Some of the nicest childhood memories are those of strolls we took in the rain. Isn't it a treat to be almost isolated in a bubble of peace while it is softly raining? My Parisienne looks cosy and contented! Around the corner is a coffee house with steamed up windows and wonderful aromas....

180 x 180mm (10 x10)
Acrylic on Canvas Board


Friday, January 28, 2011

At the Couturier

For an elegant lady who lived in the twenties and thirties in an environment of liveried servants, clothing was an investment. Here I imagine her in the setting of the show lounge of her couturier, making a decision about a coat, while it is modeled for her by a live mannequin. I do believe you had to have morning, afternoon and evening coats!

My little belle looks serene in a blue suit with a tight-fitting flattened bodice. Suits in pastel colours were popular and female curves were abandoned. Frenchwomen had a battle with this, but English and American women found it easier to achieve the boyish frame, being naturally more angular.

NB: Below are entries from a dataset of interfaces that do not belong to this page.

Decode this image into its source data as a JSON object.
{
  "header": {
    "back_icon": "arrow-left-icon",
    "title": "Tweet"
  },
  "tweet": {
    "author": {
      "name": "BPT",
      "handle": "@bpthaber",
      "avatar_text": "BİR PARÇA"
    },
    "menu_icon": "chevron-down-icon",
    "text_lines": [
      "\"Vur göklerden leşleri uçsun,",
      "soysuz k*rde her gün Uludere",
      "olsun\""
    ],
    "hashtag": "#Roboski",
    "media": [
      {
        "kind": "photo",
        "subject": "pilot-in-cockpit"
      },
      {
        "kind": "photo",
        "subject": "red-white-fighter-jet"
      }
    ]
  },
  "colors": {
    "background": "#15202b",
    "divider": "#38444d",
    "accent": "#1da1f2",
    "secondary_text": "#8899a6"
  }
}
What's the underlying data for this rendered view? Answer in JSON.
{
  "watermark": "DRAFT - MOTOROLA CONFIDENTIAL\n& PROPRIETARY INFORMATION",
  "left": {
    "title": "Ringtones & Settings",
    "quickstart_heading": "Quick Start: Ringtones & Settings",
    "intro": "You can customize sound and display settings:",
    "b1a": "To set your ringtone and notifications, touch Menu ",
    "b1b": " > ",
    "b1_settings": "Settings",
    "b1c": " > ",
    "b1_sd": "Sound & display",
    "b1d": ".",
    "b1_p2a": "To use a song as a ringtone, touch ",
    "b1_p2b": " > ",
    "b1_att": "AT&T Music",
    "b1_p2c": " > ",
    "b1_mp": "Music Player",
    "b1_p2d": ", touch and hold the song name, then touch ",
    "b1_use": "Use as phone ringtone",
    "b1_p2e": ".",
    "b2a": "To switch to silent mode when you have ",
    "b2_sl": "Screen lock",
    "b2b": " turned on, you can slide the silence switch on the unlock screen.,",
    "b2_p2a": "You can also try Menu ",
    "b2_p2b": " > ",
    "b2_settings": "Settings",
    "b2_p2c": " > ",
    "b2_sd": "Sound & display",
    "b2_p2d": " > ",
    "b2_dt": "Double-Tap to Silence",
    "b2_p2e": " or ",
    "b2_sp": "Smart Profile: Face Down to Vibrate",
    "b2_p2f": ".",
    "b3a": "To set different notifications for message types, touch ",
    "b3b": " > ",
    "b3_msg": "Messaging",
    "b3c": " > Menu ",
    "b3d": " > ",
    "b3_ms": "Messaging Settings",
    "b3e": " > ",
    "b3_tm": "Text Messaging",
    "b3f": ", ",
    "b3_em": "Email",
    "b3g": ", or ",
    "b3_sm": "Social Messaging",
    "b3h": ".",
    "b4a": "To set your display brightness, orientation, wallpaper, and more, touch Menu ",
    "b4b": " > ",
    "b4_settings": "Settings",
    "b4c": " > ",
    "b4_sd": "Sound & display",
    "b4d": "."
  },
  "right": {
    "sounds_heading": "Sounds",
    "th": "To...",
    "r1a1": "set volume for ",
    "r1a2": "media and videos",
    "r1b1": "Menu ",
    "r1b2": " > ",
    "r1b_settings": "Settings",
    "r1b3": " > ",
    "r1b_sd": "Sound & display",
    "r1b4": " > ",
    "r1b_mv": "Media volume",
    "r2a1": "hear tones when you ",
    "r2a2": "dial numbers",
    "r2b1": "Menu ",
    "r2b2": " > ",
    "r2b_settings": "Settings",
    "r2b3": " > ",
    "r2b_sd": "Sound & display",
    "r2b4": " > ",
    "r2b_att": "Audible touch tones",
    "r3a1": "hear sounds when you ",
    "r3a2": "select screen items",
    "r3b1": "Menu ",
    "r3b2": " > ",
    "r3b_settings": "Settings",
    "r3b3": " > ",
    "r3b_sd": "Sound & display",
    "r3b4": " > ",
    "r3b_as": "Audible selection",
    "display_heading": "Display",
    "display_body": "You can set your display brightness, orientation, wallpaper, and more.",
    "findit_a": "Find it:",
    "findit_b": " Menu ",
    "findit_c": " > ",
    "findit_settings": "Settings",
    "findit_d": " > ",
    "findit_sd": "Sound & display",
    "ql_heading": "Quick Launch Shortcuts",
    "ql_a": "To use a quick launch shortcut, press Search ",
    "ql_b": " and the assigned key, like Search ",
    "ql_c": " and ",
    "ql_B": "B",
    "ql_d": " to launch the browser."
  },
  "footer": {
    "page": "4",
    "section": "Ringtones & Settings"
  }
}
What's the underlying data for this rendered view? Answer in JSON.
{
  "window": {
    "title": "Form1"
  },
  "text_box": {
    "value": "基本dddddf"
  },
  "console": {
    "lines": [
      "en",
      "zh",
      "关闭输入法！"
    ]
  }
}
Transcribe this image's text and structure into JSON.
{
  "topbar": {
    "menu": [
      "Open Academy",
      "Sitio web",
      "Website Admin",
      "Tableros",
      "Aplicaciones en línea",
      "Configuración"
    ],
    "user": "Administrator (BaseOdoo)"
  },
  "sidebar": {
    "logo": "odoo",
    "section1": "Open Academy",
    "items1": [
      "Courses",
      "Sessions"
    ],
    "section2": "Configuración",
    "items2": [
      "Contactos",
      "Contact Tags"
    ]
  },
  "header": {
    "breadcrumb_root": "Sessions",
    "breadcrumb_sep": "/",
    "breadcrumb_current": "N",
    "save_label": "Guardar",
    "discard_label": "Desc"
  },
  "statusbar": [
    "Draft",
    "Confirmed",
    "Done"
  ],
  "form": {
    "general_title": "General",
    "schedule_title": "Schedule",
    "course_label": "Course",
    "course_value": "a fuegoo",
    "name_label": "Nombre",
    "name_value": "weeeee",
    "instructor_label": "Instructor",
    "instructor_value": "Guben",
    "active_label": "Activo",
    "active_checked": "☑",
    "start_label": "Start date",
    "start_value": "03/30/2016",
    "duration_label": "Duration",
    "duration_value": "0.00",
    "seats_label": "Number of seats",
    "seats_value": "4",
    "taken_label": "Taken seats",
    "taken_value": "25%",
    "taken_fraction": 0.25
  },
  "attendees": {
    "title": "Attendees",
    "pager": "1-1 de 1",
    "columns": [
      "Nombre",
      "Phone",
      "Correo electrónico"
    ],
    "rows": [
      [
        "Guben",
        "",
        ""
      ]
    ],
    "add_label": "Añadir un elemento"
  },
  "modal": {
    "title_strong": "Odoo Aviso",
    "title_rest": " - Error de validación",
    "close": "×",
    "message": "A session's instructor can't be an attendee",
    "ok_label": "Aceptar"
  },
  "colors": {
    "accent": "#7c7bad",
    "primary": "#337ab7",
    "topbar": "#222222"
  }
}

The photo comes from Costume & Fashion by James Laver.

I came upon a very special blog today, called "Eye Prefer Paris". I thought I would show you this delightful post on Parisian dogs in their winter coats.

180 x 180mm (10 x10)
Acrylic on Canvas Board


Saturday, January 22, 2011

Winter Pleasures

This is my absolutely favourite little painted lady! I have waited until you were truly shivering over there in the Northern Hemisphere before I posted the painting here. So please disregard the fact that I am writing this on a sunny summer's day in Cape Town!

In her book: French Women for All Seasons, Mireille Guiliano writes: "Most of us don't have a choice to sit winter out. The fact is that not every bird gets to fly south. And I confess I wouldn't want to: I love my morning walks in the winter, breathing the cool crisp air, and I can't imagine living in places without much seasonal variation. "

Well said! Wear your coziest coat and let me know what you see and experience out there. And tell me what you eat and drink out there!

180 x 180mm (10 x10)
Acrylic on Canvas Board


Wednesday, January 19, 2011

As French as....Lavender

200 x 200mm
Acrylic on wrap-around stretched Canvas


AVAILABLE in South Africa from January 2011
Price R500 + R50 Postage and Packaging

I am adding a different line to my blog! Every now and then, as I paint them, I will post something very French as part of a series called "As French as...." So here is my first inspiration, a bunch of tall lavender stems bound with ribbon that is casually plaited through a louvered window shutter (also typical of French cottages).

Tuesday, January 18, 2011

The Lunch Date

The vintage era was a time of great style and elegance. I thought that this neat suit and hat portrayed the spirit of the time!

The Duchess of Windsor gave a lovely description in her autobiography (The Heart has its Reasons) : "There was good company in the Washington of the early 1920's, perhaps the most charming, exciting and cosmopolitan company in the United States" It was known
as the "diplomatic set".

Among the social events she names protracted dinners, dancing in Embassy ballrooms, teas, cocktail parties, Sunday night suppers at the houses of friends, impromptu excursions to little country restaurants, picnics in the Virginia countryside. "One lunched in a leisurely fashion", she wrote.

In the paintings by Modigliani, his beloved Jeanne Hebuterne wears hats like these. For an interesting "artwork- within- an- artwork" approach, you can look at the fashionable Jeanne's hats in Life Without Modi II by K.Madison Moore.

180 x 180mm (18 x 18 cm)
Acrylic on Canvas Board